#### Records shown

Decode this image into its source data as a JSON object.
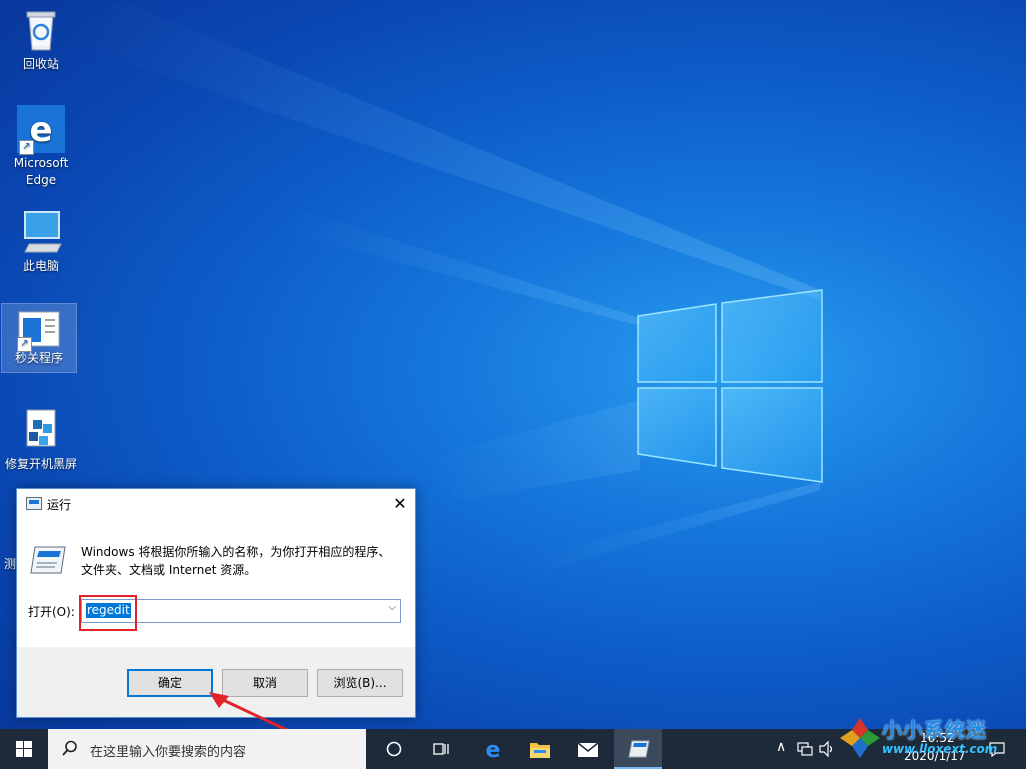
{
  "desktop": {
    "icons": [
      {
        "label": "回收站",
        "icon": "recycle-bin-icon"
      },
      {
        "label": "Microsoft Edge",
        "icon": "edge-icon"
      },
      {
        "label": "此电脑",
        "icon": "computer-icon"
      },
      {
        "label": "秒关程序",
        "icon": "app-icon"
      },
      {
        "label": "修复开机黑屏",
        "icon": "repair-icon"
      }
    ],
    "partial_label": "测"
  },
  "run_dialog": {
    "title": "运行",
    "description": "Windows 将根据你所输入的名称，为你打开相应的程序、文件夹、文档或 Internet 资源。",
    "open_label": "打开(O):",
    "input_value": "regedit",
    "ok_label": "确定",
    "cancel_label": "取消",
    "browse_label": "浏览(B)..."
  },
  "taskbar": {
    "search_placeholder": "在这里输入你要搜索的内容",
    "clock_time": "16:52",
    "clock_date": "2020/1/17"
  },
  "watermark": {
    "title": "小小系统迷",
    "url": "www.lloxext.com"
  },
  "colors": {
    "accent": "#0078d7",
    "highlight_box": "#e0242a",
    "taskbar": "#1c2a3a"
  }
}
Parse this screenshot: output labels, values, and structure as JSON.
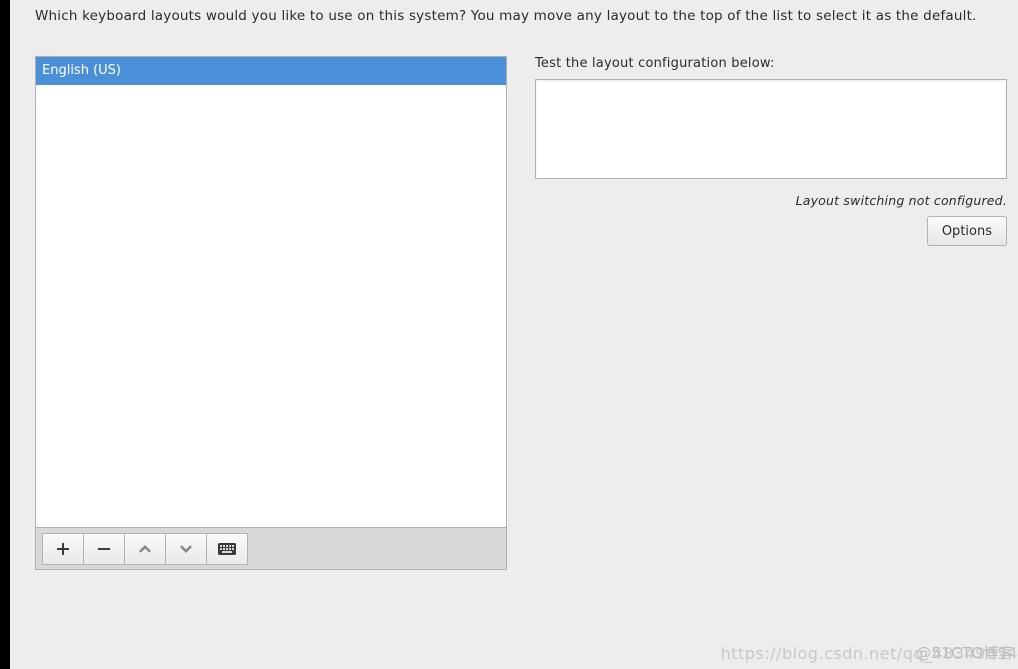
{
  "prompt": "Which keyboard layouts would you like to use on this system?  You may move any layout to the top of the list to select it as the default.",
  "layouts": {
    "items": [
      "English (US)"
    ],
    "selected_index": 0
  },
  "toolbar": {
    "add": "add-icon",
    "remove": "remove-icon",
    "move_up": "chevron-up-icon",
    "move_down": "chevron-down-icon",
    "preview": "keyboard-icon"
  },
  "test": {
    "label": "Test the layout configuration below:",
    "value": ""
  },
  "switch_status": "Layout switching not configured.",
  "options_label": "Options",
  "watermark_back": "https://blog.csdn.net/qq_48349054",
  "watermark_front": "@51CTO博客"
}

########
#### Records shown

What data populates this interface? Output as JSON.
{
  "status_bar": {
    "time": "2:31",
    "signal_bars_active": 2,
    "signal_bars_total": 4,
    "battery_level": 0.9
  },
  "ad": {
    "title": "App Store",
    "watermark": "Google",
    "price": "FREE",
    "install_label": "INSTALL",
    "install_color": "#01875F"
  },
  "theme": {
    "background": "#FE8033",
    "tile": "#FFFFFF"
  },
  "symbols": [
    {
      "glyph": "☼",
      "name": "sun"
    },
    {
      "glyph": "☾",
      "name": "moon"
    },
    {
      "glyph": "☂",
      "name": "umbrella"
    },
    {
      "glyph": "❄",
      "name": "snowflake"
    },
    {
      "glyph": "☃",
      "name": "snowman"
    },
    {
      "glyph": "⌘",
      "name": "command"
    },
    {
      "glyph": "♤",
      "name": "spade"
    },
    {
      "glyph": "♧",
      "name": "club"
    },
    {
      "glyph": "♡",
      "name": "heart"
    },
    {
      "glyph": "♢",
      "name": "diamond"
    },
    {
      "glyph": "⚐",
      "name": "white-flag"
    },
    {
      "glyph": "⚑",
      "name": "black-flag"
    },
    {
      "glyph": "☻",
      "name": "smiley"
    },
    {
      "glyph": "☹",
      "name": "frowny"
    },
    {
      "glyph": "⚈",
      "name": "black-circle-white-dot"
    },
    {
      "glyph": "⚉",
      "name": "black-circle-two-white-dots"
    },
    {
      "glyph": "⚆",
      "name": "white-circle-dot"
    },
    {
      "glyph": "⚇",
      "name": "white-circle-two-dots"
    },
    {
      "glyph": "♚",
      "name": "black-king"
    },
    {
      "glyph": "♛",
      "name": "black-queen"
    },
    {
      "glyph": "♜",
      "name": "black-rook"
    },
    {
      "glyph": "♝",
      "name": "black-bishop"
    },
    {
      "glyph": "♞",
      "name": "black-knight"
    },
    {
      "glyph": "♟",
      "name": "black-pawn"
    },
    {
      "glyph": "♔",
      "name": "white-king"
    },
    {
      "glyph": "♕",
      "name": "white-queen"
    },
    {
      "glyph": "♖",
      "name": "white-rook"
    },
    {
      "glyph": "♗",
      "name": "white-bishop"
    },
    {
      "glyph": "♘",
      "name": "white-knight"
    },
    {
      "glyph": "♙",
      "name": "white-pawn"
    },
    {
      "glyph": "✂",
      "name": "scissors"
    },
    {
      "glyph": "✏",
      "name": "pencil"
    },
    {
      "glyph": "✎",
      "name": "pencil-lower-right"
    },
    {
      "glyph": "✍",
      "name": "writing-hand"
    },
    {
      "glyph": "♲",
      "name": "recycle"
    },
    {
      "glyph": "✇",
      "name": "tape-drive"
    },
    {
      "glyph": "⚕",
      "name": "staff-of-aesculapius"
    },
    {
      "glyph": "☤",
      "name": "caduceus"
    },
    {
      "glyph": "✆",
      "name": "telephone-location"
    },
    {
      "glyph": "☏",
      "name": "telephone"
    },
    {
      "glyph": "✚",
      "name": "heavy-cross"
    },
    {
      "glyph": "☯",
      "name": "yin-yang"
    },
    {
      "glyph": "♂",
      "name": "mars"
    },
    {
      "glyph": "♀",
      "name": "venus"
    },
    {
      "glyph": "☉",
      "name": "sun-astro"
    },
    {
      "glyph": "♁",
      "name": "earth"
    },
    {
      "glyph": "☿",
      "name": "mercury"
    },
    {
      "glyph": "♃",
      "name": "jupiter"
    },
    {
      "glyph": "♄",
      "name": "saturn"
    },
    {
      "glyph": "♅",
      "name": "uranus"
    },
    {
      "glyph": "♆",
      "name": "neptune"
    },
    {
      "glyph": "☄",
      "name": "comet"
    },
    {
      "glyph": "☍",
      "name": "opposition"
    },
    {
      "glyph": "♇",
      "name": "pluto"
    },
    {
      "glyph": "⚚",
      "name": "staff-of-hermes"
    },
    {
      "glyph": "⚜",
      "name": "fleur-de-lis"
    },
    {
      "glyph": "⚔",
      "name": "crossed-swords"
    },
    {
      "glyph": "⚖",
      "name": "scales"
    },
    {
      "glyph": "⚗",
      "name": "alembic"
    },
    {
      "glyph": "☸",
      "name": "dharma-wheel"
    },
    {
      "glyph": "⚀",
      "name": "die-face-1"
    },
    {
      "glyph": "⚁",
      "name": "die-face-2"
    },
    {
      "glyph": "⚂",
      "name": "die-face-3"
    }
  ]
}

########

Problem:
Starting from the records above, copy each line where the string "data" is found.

Answer below:
Decode this image into its source data as a JSON object.
What data populates this interface? Output as JSON.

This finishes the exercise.